Individual radios will be subject to breakdown, batteries, and any comm obstacles (metal walls, etc)
The enemy could capture one or more radios and get an immediate intelligence boost. Worst case scenario, they might figure the system out.
The pentagon has historically been in love with tech as a solution to all of our problems. I'm all for saving as many soldiers lives as possible. But, this system looks as if it might be compromised too easily -- with disastrous reults.
All our military personal are giving up their home lives, and/or their LIVES in war. You'd think the RICH would take interest in this and get on board in some way. Like maybe Bill Gates, whose life revolves around tech.
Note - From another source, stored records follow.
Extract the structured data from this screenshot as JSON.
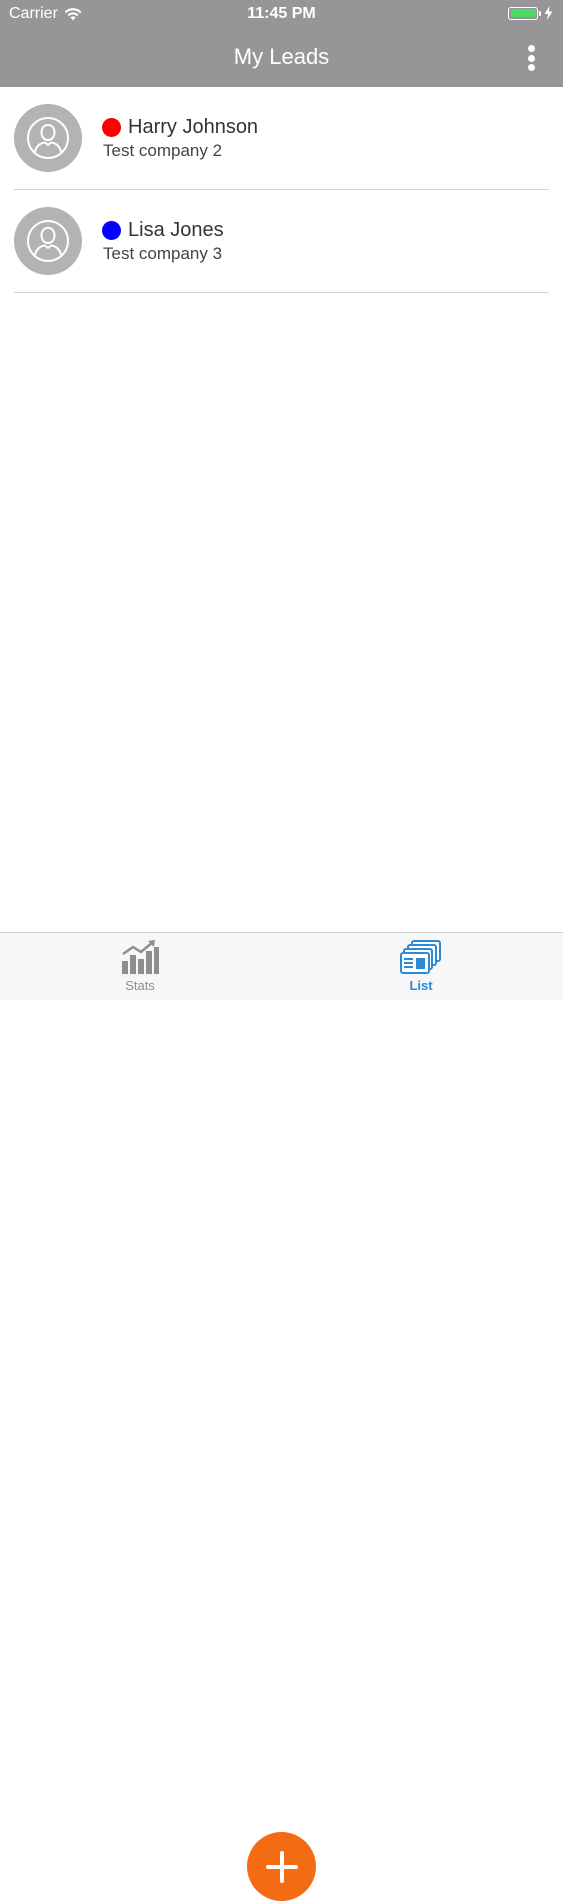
{
  "status_bar": {
    "carrier": "Carrier",
    "time": "11:45 PM",
    "battery_color": "#4cd964"
  },
  "nav": {
    "title": "My Leads",
    "more_icon": "more-vertical-icon"
  },
  "leads": [
    {
      "name": "Harry Johnson",
      "company": "Test company 2",
      "status_color": "#ff0000",
      "avatar_icon": "user-avatar-icon"
    },
    {
      "name": "Lisa Jones",
      "company": "Test company 3",
      "status_color": "#0000ff",
      "avatar_icon": "user-avatar-icon"
    }
  ],
  "tab_bar": {
    "tabs": [
      {
        "label": "Stats",
        "icon": "stats-chart-icon",
        "active": false
      },
      {
        "label": "List",
        "icon": "contact-cards-icon",
        "active": true
      }
    ],
    "add_button": {
      "icon": "plus-icon",
      "color": "#f36c13"
    }
  }
}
Most of this just seems too horizontal for my taste. American war should be verticle. We have unquestioned air superiority, so our assits should be airborn. Why put a cannon on the ground to be a target, when you can just arm your UAV?
When the enemy has nothing to shoot, what will he shoot?
American war should look like this:
1) Unmanned high altitude recon of anti-air and communications tech. (if necessary)
2) Coordinated long-range fire on anti-air and communications tech. (if necessary)
3) Cargo UAV deposites armed UAVs to warzone.
4) Using a high altitude communication UAV, guys in Nowheretown Nebraska, command the weapon systems on these UAV drones to eliminate targets (using onboard weapons or relaying coordinates for long range fire)
5) UAVs settle in stategic spots (sniping, survealance, etc) when flight time diminishes to continue to police the contained area.
24 control of any area with the only risk being money and carpel tunnel syndrom for our soldier-techies. End a riot or fight a war with no assets on the ground. That alone takes away any incintive for retaliation and increases American reach by removing barriers to engagement.
"The safty and speed of an ICBM, the descretion of a soldier." (I should TM this and have the military pay me a few million).
How long did it take to develop the field artillery's communication system for faster round on target? I can see this moving along with the same enthusiasm.
Battlefield advantage forever has started from the high ground downward. Today's high ground is outer space. Don't control that and you soon don't control anything.
The UAV Class 1 as Hover looks impressive but it seems to be easy recognized/identidied by the enemy per the picture with Hover parked on the wall outside the building. This is similar to the platform moving on the battlefield which builds with very height multibands antennas to support COTM, what happens if the enemy shoot down or disrupt the device or platform as mentioned? They are easy target recognized/identified by the enemy.
Re: oakspar77777 commentary, to wit:
I dunno, sounds a lil' too George Orwell to me.
Since when did modern day warfare become a videogame
my kid could play from his bedroom.
Anyone else disturbed by this trend? Or am I the
only one who remembers Mathew Broderick in "War Games"?
By the way, what's new on the cyber terror front?
Anyone paying attention?
I'm just sayin'.
I thought it was pretty cool that they took WALL-E from the movie and put him out in real life in the Army.
think the enemy could only listen in only if we were doing a mission anywhere near them
the ds has wiifi and you can only be 30ft away fro;m the host but if their is another berson between you and the host then u can be 30ft away from them and be well out of the host range and still be able to talk on pictochat
so maybe the army should widen the length of hte wyfiee conection ar somthing maybe encrypt it